HPD and union reach deal on new work shift
Honolulu police officers will work more days a week but have shorter shifts under a new contract designed to keep officers alert and give them enough days off to work second jobs.
Here is a comparison of the current police work schedule and the proposed one:
Week 1: Three 12-hour days, four days off
Week 2: Three 12-hour days, four days off
Week 3: Four 12-hour days, three days off
Total: 120 hours, or 40 hours every week
Police Chief Boisse Correa's proposed schedule:
Week 1: Five eight-hour shifts
Week 2: Five eight-hour shifts
Total: 80 hours, or 40 hours every week
Week 1: Four nine-hour shifts and one eight-hour shift, two days off
Week 2: Four nine-hour shifts, three days off
Total: 80 hours
When the new schedule kicks in Aug. 13, officers will basically work nine-hour shifts instead of the current 12-hour shifts, said Detective Alex Garcia, chairman of the Honolulu chapter of the State of Hawaii Organization of Police Officers.
Currently, in a three-week schedule, officers work three days of 12-hour shifts and have four days off in weeks one and two; and they work four 12-hour shifts with three days off in week three.
The schedule is popular with many officers, but Police Chief Boisse Correa wanted to switch to a five-day, eight-hour schedule by late June or early July, partly because of concerns that the current schedule left officers too tired.
Negotiations for a new schedule between the police union and the Honolulu Police Department began in January.
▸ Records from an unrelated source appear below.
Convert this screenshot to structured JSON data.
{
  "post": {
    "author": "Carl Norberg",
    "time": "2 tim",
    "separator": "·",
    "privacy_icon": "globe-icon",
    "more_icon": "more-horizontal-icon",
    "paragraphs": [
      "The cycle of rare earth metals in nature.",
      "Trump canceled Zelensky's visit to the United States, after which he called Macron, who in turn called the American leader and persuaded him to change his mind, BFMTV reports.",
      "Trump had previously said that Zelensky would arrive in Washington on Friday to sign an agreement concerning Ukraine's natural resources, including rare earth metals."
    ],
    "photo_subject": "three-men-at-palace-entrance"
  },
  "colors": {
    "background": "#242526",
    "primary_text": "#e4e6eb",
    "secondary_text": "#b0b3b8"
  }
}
The new deal employs a two-week schedule with officers working four nine-hour shifts and one eight-hour shift with two days off in the first week, and four nine-hour shifts with three days off in the second week, according to Garcia.
The three-day schedule for HPD officers started in 1997 as a pilot project and went islandwide in 2000. Union officials have been backing the schedule, saying it allows officers to work second jobs to make up for low pay.
Garcia, calling the agreement "satisfactory," noted that the department's original proposal also would have rotated officers' shifts every six to eight weeks, making it even harder for them to hold jobs elsewhere, attend school or spend time with family.
"We kind of met each other halfway," Garcia said of the agreement. "It satisfied the officers' need to have a permanent schedule, to be able to plan their lives."
The schedule was finalized a few days ago, Garcia said, and SHOPO members were told about its details yesterday afternoon.
Correa could not be reached for comment. In a statement he said, "We did our best to consider suggestions and concerns of our officers and the safety of the public and our employees."
Starting pay for Honolulu officers is $37,500. After four years they receive $42,240. The current contract expires in 2007.
The agreement will not affect officers' salaries, said HPD spokeswoman Michelle Yu. She could not immediately say how many officers would be affected by the new schedule, but that it would include all patrol officers and a few others.